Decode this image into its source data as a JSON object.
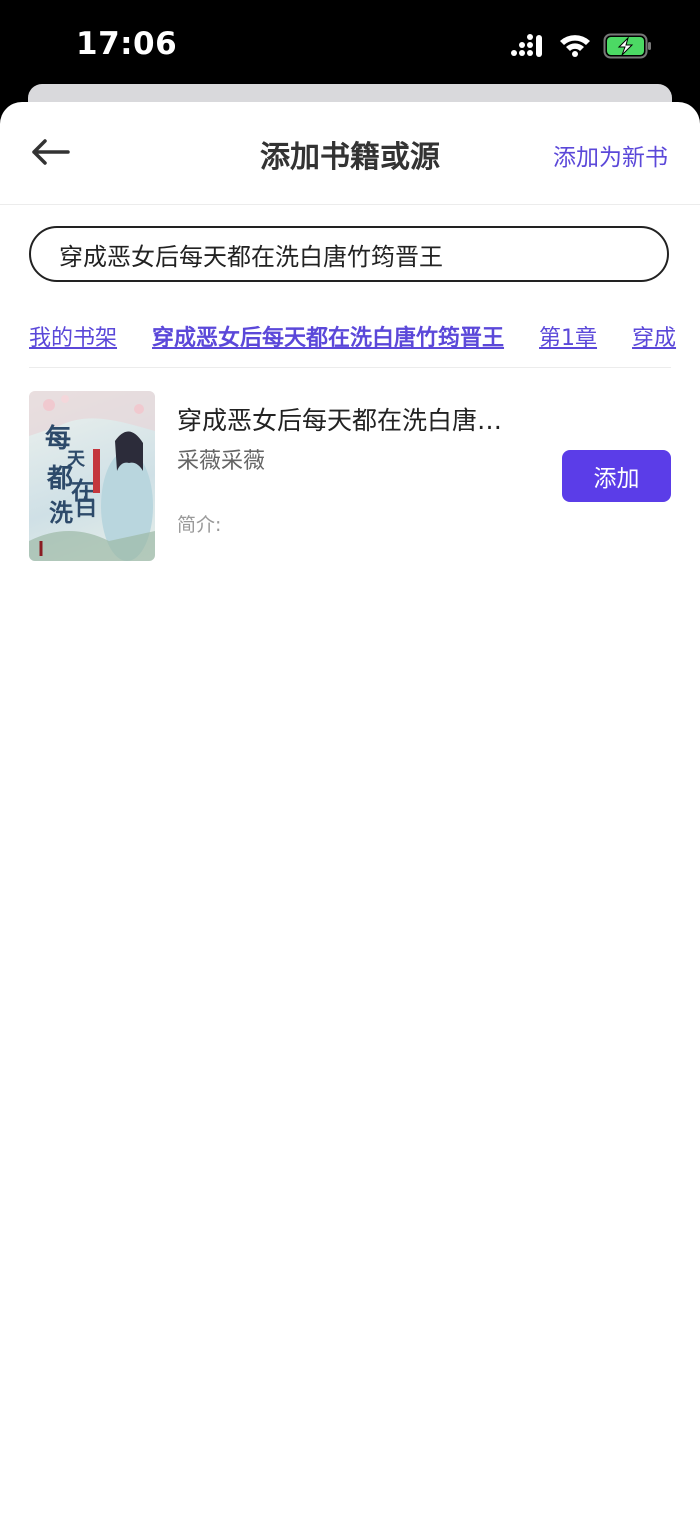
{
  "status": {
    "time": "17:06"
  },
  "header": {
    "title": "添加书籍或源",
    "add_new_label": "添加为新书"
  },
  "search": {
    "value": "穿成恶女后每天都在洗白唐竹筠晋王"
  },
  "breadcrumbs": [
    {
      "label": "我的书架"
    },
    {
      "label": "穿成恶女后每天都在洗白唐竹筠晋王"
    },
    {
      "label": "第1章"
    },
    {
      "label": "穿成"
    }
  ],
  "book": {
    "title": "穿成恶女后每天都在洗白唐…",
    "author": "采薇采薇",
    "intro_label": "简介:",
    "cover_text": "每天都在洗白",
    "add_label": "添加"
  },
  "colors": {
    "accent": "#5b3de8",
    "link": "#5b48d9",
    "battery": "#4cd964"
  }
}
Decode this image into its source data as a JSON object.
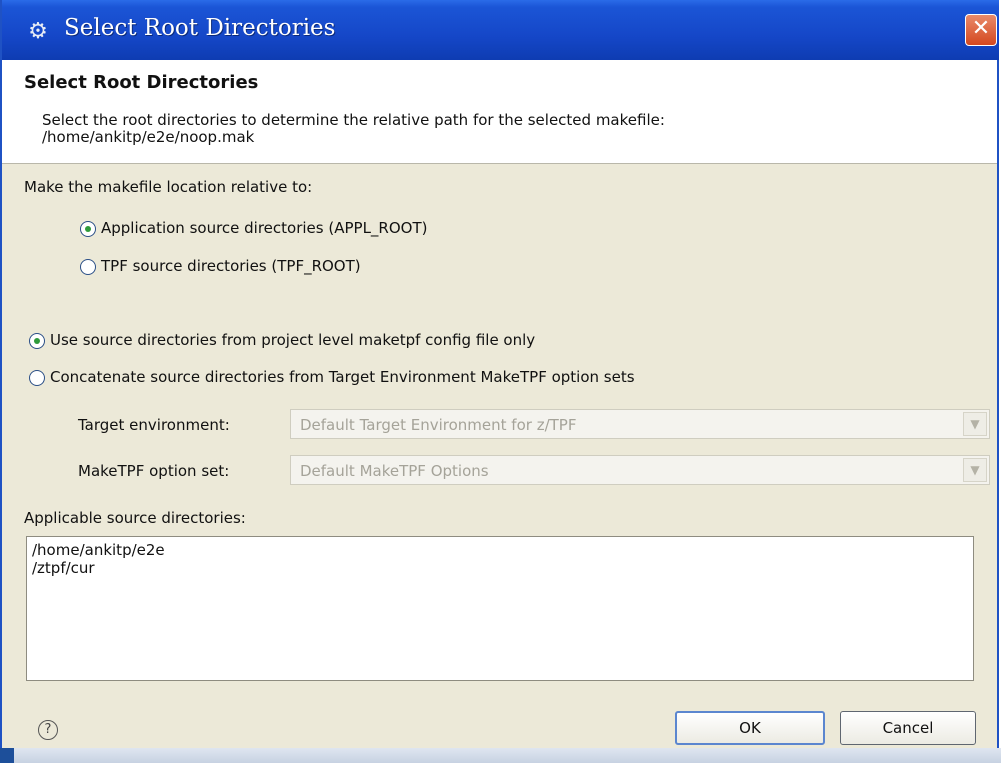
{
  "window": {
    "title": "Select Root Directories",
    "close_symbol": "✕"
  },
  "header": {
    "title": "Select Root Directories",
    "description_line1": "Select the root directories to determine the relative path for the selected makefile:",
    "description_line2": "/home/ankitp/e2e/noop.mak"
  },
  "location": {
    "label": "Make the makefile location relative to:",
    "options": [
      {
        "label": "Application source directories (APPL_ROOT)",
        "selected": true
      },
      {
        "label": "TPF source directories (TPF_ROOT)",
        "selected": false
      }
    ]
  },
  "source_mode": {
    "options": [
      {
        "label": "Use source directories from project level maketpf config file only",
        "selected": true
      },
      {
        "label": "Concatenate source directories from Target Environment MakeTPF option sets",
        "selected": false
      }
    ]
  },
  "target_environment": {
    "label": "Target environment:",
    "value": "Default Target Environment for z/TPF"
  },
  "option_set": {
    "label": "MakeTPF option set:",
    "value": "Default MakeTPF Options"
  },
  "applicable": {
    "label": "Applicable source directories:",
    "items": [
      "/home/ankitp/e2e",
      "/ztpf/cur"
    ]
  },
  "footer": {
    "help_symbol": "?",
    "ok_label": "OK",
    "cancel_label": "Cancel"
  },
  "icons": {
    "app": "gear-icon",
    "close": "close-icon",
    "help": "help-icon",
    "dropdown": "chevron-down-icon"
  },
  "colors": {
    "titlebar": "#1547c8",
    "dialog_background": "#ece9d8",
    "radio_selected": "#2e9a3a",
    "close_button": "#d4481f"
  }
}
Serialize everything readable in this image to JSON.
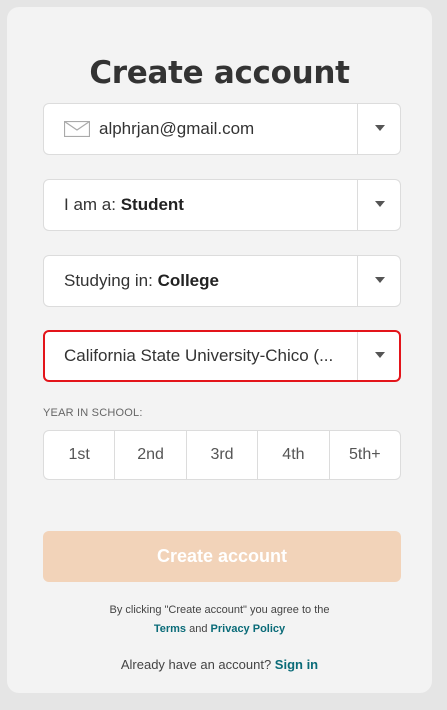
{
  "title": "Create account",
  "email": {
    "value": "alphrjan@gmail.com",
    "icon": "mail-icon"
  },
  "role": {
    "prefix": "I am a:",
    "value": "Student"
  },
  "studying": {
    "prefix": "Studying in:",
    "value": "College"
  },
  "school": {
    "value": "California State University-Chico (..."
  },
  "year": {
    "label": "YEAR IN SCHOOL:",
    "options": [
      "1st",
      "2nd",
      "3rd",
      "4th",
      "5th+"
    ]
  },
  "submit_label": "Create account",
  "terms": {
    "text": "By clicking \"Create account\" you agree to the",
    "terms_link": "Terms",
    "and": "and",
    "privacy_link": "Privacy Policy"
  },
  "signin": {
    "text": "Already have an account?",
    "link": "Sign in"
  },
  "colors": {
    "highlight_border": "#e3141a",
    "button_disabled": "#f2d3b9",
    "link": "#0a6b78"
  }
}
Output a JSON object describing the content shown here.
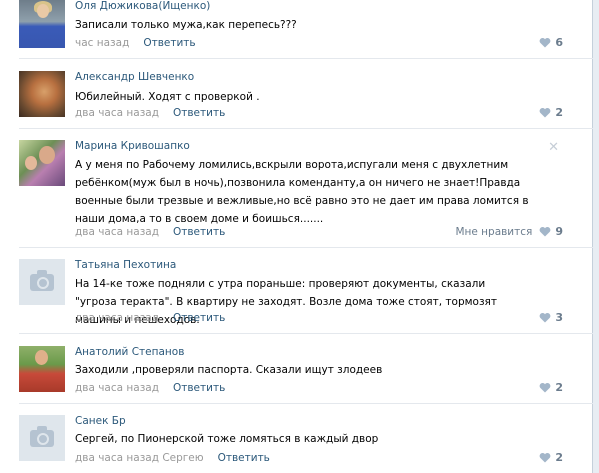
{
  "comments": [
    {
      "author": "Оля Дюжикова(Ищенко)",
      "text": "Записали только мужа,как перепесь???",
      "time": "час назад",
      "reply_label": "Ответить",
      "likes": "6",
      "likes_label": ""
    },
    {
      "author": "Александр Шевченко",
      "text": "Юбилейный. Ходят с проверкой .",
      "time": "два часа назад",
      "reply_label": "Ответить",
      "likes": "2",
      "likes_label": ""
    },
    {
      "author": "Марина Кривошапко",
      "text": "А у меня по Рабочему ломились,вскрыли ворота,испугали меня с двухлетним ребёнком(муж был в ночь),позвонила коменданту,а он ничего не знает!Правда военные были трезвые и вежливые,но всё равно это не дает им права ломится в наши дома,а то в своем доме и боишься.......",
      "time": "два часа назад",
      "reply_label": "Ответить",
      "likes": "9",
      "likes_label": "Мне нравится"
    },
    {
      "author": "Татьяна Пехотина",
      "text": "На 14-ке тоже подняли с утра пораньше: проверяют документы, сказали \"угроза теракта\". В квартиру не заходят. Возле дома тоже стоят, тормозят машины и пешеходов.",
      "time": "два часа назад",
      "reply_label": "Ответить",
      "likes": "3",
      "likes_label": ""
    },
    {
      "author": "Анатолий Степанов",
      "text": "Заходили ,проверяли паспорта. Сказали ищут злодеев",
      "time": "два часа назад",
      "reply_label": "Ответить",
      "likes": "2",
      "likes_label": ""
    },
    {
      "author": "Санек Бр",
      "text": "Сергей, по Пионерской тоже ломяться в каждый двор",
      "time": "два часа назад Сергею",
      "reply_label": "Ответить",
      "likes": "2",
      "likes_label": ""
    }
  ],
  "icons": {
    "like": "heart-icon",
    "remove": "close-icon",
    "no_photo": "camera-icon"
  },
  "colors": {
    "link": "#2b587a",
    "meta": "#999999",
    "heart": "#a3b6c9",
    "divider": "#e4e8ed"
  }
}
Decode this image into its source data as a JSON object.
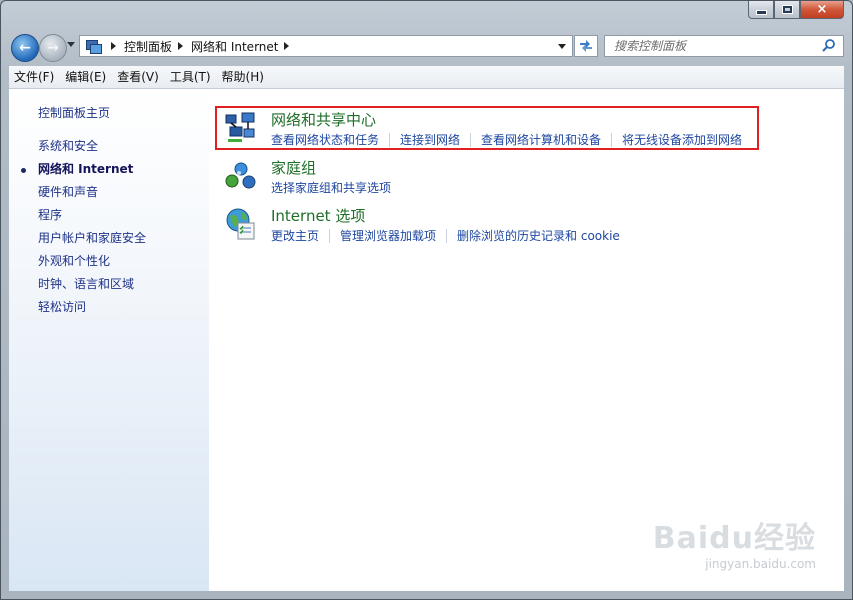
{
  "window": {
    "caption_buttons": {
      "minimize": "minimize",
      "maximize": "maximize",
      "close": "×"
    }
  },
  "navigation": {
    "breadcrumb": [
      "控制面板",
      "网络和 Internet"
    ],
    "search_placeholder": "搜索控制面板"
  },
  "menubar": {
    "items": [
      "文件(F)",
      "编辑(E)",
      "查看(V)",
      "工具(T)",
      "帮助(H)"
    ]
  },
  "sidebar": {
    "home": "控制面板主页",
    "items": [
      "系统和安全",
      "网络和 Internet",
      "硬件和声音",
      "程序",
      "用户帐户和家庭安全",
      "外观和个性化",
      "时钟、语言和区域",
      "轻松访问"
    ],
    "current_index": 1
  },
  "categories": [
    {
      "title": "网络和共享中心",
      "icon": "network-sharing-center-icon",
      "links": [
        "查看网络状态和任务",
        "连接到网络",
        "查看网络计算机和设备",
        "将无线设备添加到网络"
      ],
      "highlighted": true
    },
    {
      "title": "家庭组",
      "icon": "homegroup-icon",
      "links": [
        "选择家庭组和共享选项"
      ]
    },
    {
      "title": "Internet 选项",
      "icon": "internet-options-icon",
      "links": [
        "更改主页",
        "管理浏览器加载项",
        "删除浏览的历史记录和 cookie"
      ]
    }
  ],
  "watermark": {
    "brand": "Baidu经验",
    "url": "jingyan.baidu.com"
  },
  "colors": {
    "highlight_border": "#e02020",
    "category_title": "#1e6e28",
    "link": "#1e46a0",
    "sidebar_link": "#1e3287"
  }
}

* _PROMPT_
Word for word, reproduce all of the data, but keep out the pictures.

* _WRITTEN SOLUTION_
Decode this image into its source data as a JSON object.
{
  "status": {
    "time": "17:06"
  },
  "header": {
    "title": "添加书籍或源",
    "add_new_label": "添加为新书"
  },
  "search": {
    "value": "穿成恶女后每天都在洗白唐竹筠晋王"
  },
  "breadcrumbs": [
    {
      "label": "我的书架"
    },
    {
      "label": "穿成恶女后每天都在洗白唐竹筠晋王"
    },
    {
      "label": "第1章"
    },
    {
      "label": "穿成"
    }
  ],
  "book": {
    "title": "穿成恶女后每天都在洗白唐…",
    "author": "采薇采薇",
    "intro_label": "简介:",
    "cover_text": "每天都在洗白",
    "add_label": "添加"
  },
  "colors": {
    "accent": "#5b3de8",
    "link": "#5b48d9",
    "battery": "#4cd964"
  }
}
Decode this image into its source data as a JSON object.
{
  "window": {
    "title": "Select Root Directories",
    "close_symbol": "✕"
  },
  "header": {
    "title": "Select Root Directories",
    "description_line1": "Select the root directories to determine the relative path for the selected makefile:",
    "description_line2": "/home/ankitp/e2e/noop.mak"
  },
  "location": {
    "label": "Make the makefile location relative to:",
    "options": [
      {
        "label": "Application source directories (APPL_ROOT)",
        "selected": true
      },
      {
        "label": "TPF source directories (TPF_ROOT)",
        "selected": false
      }
    ]
  },
  "source_mode": {
    "options": [
      {
        "label": "Use source directories from project level maketpf config file only",
        "selected": true
      },
      {
        "label": "Concatenate source directories from Target Environment MakeTPF option sets",
        "selected": false
      }
    ]
  },
  "target_environment": {
    "label": "Target environment:",
    "value": "Default Target Environment for z/TPF"
  },
  "option_set": {
    "label": "MakeTPF option set:",
    "value": "Default MakeTPF Options"
  },
  "applicable": {
    "label": "Applicable source directories:",
    "items": [
      "/home/ankitp/e2e",
      "/ztpf/cur"
    ]
  },
  "footer": {
    "help_symbol": "?",
    "ok_label": "OK",
    "cancel_label": "Cancel"
  },
  "icons": {
    "app": "gear-icon",
    "close": "close-icon",
    "help": "help-icon",
    "dropdown": "chevron-down-icon"
  },
  "colors": {
    "titlebar": "#1547c8",
    "dialog_background": "#ece9d8",
    "radio_selected": "#2e9a3a",
    "close_button": "#d4481f"
  }
}
Serialize everything readable in this image to JSON.
{
  "title": "Create account",
  "email": {
    "value": "alphrjan@gmail.com",
    "icon": "mail-icon"
  },
  "role": {
    "prefix": "I am a:",
    "value": "Student"
  },
  "studying": {
    "prefix": "Studying in:",
    "value": "College"
  },
  "school": {
    "value": "California State University-Chico (..."
  },
  "year": {
    "label": "YEAR IN SCHOOL:",
    "options": [
      "1st",
      "2nd",
      "3rd",
      "4th",
      "5th+"
    ]
  },
  "submit_label": "Create account",
  "terms": {
    "text": "By clicking \"Create account\" you agree to the",
    "terms_link": "Terms",
    "and": "and",
    "privacy_link": "Privacy Policy"
  },
  "signin": {
    "text": "Already have an account?",
    "link": "Sign in"
  },
  "colors": {
    "highlight_border": "#e3141a",
    "button_disabled": "#f2d3b9",
    "link": "#0a6b78"
  }
}
Output a JSON object describing the content shown here.
{
  "comments": [
    {
      "author": "Оля Дюжикова(Ищенко)",
      "text": "Записали только мужа,как перепесь???",
      "time": "час назад",
      "reply_label": "Ответить",
      "likes": "6",
      "likes_label": ""
    },
    {
      "author": "Александр Шевченко",
      "text": "Юбилейный. Ходят с проверкой .",
      "time": "два часа назад",
      "reply_label": "Ответить",
      "likes": "2",
      "likes_label": ""
    },
    {
      "author": "Марина Кривошапко",
      "text": "А у меня по Рабочему ломились,вскрыли ворота,испугали меня с двухлетним ребёнком(муж был в ночь),позвонила коменданту,а он ничего не знает!Правда военные были трезвые и вежливые,но всё равно это не дает им права ломится в наши дома,а то в своем доме и боишься.......",
      "time": "два часа назад",
      "reply_label": "Ответить",
      "likes": "9",
      "likes_label": "Мне нравится"
    },
    {
      "author": "Татьяна Пехотина",
      "text": "На 14-ке тоже подняли с утра пораньше: проверяют документы, сказали \"угроза теракта\". В квартиру не заходят. Возле дома тоже стоят, тормозят машины и пешеходов.",
      "time": "два часа назад",
      "reply_label": "Ответить",
      "likes": "3",
      "likes_label": ""
    },
    {
      "author": "Анатолий Степанов",
      "text": "Заходили ,проверяли паспорта. Сказали ищут злодеев",
      "time": "два часа назад",
      "reply_label": "Ответить",
      "likes": "2",
      "likes_label": ""
    },
    {
      "author": "Санек Бр",
      "text": "Сергей, по Пионерской тоже ломяться в каждый двор",
      "time": "два часа назад Сергею",
      "reply_label": "Ответить",
      "likes": "2",
      "likes_label": ""
    }
  ],
  "icons": {
    "like": "heart-icon",
    "remove": "close-icon",
    "no_photo": "camera-icon"
  },
  "colors": {
    "link": "#2b587a",
    "meta": "#999999",
    "heart": "#a3b6c9",
    "divider": "#e4e8ed"
  }
}
Decode this image into its source data as a JSON object.
{
  "window": {
    "caption_buttons": {
      "minimize": "minimize",
      "maximize": "maximize",
      "close": "×"
    }
  },
  "navigation": {
    "breadcrumb": [
      "控制面板",
      "网络和 Internet"
    ],
    "search_placeholder": "搜索控制面板"
  },
  "menubar": {
    "items": [
      "文件(F)",
      "编辑(E)",
      "查看(V)",
      "工具(T)",
      "帮助(H)"
    ]
  },
  "sidebar": {
    "home": "控制面板主页",
    "items": [
      "系统和安全",
      "网络和 Internet",
      "硬件和声音",
      "程序",
      "用户帐户和家庭安全",
      "外观和个性化",
      "时钟、语言和区域",
      "轻松访问"
    ],
    "current_index": 1
  },
  "categories": [
    {
      "title": "网络和共享中心",
      "icon": "network-sharing-center-icon",
      "links": [
        "查看网络状态和任务",
        "连接到网络",
        "查看网络计算机和设备",
        "将无线设备添加到网络"
      ],
      "highlighted": true
    },
    {
      "title": "家庭组",
      "icon": "homegroup-icon",
      "links": [
        "选择家庭组和共享选项"
      ]
    },
    {
      "title": "Internet 选项",
      "icon": "internet-options-icon",
      "links": [
        "更改主页",
        "管理浏览器加载项",
        "删除浏览的历史记录和 cookie"
      ]
    }
  ],
  "watermark": {
    "brand": "Baidu经验",
    "url": "jingyan.baidu.com"
  },
  "colors": {
    "highlight_border": "#e02020",
    "category_title": "#1e6e28",
    "link": "#1e46a0",
    "sidebar_link": "#1e3287"
  }
}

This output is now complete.